I’d heard about some controversy Peter Berg’s fact based war drama drew for taking liberties with its source material and being overly jingoistic before getting a chance to see it. It apparently played very well with right-wing audiences in the US and while it’s certainly very pro-USA, it’s not obviously more so than some other war films I’ve seen. I didn’t find much to object to politically but just found this story of a failed Navy SEAL operation in Afghanistan rather boring. The action was mediocre, and there was little tension to be found in the dangerous situations (perhaps aided by the title giving away the plot). I do think it’s noteworthy for a war film to be well received by those who actually took part in the war in question, as Lone Survivor generally appeared to be, but I found it lacking in both excitement and power.
The Raid 2
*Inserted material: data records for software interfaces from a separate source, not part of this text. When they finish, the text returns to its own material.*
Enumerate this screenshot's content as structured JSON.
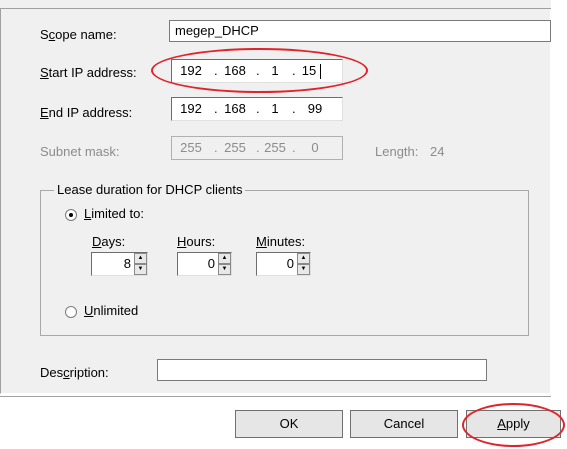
{
  "form": {
    "scope_label_pre": "S",
    "scope_label_ul": "c",
    "scope_label_post": "ope name:",
    "scope_value": "megep_DHCP",
    "start_label_ul": "S",
    "start_label_post": "tart IP address:",
    "start_ip": [
      "192",
      "168",
      "1",
      "15"
    ],
    "end_label_ul": "E",
    "end_label_post": "nd IP address:",
    "end_ip": [
      "192",
      "168",
      "1",
      "99"
    ],
    "mask_label": "Subnet mask:",
    "mask_ip": [
      "255",
      "255",
      "255",
      "0"
    ],
    "length_label": "Length:",
    "length_value": "24",
    "ip_separator": "."
  },
  "lease": {
    "group_title": "Lease duration for DHCP clients",
    "limited_ul": "L",
    "limited_post": "imited to:",
    "days_ul": "D",
    "days_post": "ays:",
    "days_value": "8",
    "hours_ul": "H",
    "hours_post": "ours:",
    "hours_value": "0",
    "minutes_ul": "M",
    "minutes_post": "inutes:",
    "minutes_value": "0",
    "unlimited_ul": "U",
    "unlimited_post": "nlimited",
    "selected": "limited"
  },
  "description": {
    "label_pre": "Des",
    "label_ul": "c",
    "label_post": "ription:",
    "value": ""
  },
  "buttons": {
    "ok": "OK",
    "cancel": "Cancel",
    "apply_ul": "A",
    "apply_post": "pply"
  },
  "colors": {
    "panel": "#f0f0f0",
    "highlight_ellipse": "#e0242b"
  }
}
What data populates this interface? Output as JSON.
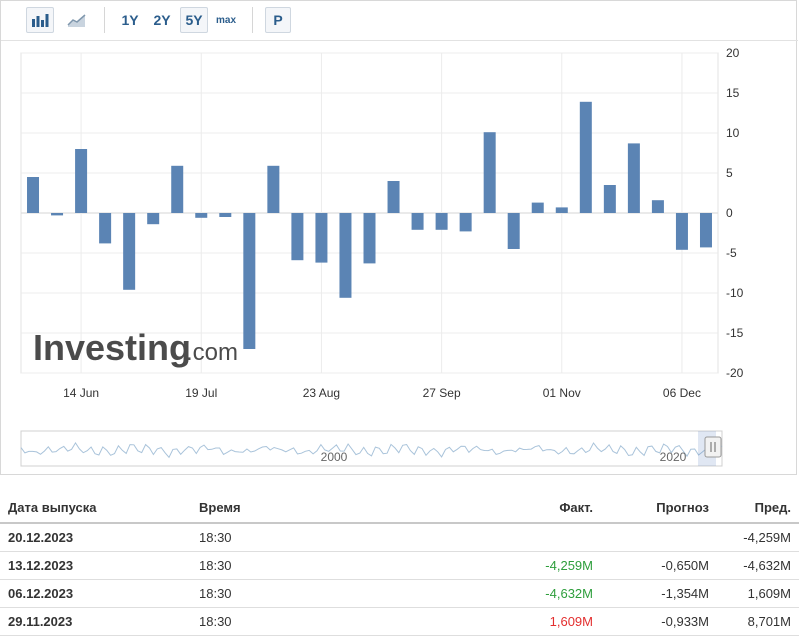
{
  "toolbar": {
    "bar_icon": "bar-chart-icon",
    "line_icon": "line-chart-icon",
    "ranges": [
      "1Y",
      "2Y",
      "5Y",
      "max"
    ],
    "active_range": "5Y",
    "p_label": "P"
  },
  "colors": {
    "bar": "#5b84b4",
    "positive": "#2e9e3c",
    "negative": "#e32f2f",
    "navigator_line": "#a9c3da"
  },
  "watermark": {
    "brand": "Investing",
    "suffix": ".com"
  },
  "chart_data": {
    "type": "bar",
    "x_tick_labels": [
      "14 Jun",
      "19 Jul",
      "23 Aug",
      "27 Sep",
      "01 Nov",
      "06 Dec"
    ],
    "y_ticks": [
      20,
      15,
      10,
      5,
      0,
      -5,
      -10,
      -15,
      -20
    ],
    "ylim": [
      -20,
      20
    ],
    "grid": true,
    "y_axis_side": "right",
    "values": [
      4.5,
      -0.3,
      8.0,
      -3.8,
      -9.6,
      -1.4,
      5.9,
      -0.6,
      -0.5,
      -17.0,
      5.9,
      -5.9,
      -6.2,
      -10.6,
      -6.3,
      4.0,
      -2.1,
      -2.1,
      -2.3,
      10.1,
      -4.5,
      1.3,
      0.7,
      13.9,
      3.5,
      8.7,
      1.6,
      -4.6,
      -4.3
    ],
    "navigator_labels": [
      "2000",
      "2020"
    ]
  },
  "table": {
    "headers": {
      "date": "Дата выпуска",
      "time": "Время",
      "actual": "Факт.",
      "forecast": "Прогноз",
      "previous": "Пред."
    },
    "rows": [
      {
        "date": "20.12.2023",
        "time": "18:30",
        "actual": "",
        "actual_state": "",
        "forecast": "",
        "previous": "-4,259M"
      },
      {
        "date": "13.12.2023",
        "time": "18:30",
        "actual": "-4,259M",
        "actual_state": "pos",
        "forecast": "-0,650M",
        "previous": "-4,632M"
      },
      {
        "date": "06.12.2023",
        "time": "18:30",
        "actual": "-4,632M",
        "actual_state": "pos",
        "forecast": "-1,354M",
        "previous": "1,609M"
      },
      {
        "date": "29.11.2023",
        "time": "18:30",
        "actual": "1,609M",
        "actual_state": "neg",
        "forecast": "-0,933M",
        "previous": "8,701M"
      }
    ]
  }
}
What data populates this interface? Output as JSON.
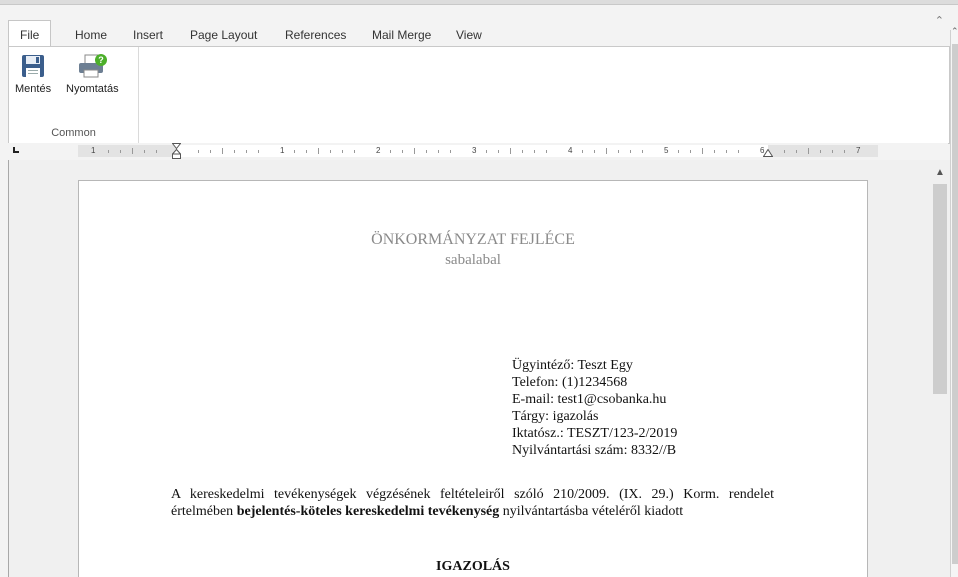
{
  "ribbon": {
    "tabs": [
      "File",
      "Home",
      "Insert",
      "Page Layout",
      "References",
      "Mail Merge",
      "View"
    ],
    "active_tab": "File",
    "group_label": "Common",
    "buttons": {
      "save": "Mentés",
      "print": "Nyomtatás"
    }
  },
  "ruler": {
    "numbers": [
      "1",
      "1",
      "2",
      "3",
      "4",
      "5",
      "6",
      "7"
    ]
  },
  "document": {
    "header_title": "ÖNKORMÁNYZAT FEJLÉCE",
    "header_subtitle": "sabalabal",
    "meta": [
      "Ügyintéző: Teszt Egy",
      "Telefon: (1)1234568",
      "E-mail: test1@csobanka.hu",
      "Tárgy: igazolás",
      "Iktatósz.: TESZT/123-2/2019",
      "Nyilvántartási szám: 8332//B"
    ],
    "body_intro": "A kereskedelmi tevékenységek végzésének feltételeiről szóló 210/2009. (IX. 29.) Korm. rendelet értelmében",
    "body_bold": "bejelentés-köteles kereskedelmi tevékenység",
    "body_outro": "nyilvántartásba vételéről kiadott",
    "section_title": "IGAZOLÁS"
  }
}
Welsh director Gareth Evans impressed a great deal of people with Indonesian action fest The Raid two years ago. That film featured astonishing sequences of balls-to-the-wall action, but honestly didn’t have a great deal of plot or characterisation. Evans seeks to restore that balance with the sequel, which is just as reminiscent of Scorsese as it is John Woo. I wasn’t surprised to learn that the ideas for this film actually predated the original Raid, but Evans was unable to secure funding and opted for the smaller project first. The Raid 2 is a sequel that I found considerably more impressive than the original; it boasts a story examining the criminal underworld of Jakata, as Rama is sent undercover in prison to befriend a gang leader’s volatile son. There’s so much plot this time around that it actually is a bit tough to take it all in in one viewing, and I’m keen to see this again soon. It’s a crime epic that mostly justifies its 2-and-a-half hour running time, if it’s a little bit indulgent in places. Crammed with iconic imagery, Evans has upped his game in every aspect here, including of course, the action sequences. He crafts several breath-taking fight scenes, employing masterful camera work, including a few moving long shots that I’m at a loss as to how he achieved. That Evans is able to create better action scenes than most blockbusters using about 2% of their budget is not something to be ignored. It’s brutal, but not exhausting, and confirms Evans as one of the most exciting filmmakers to have emerged in recent years.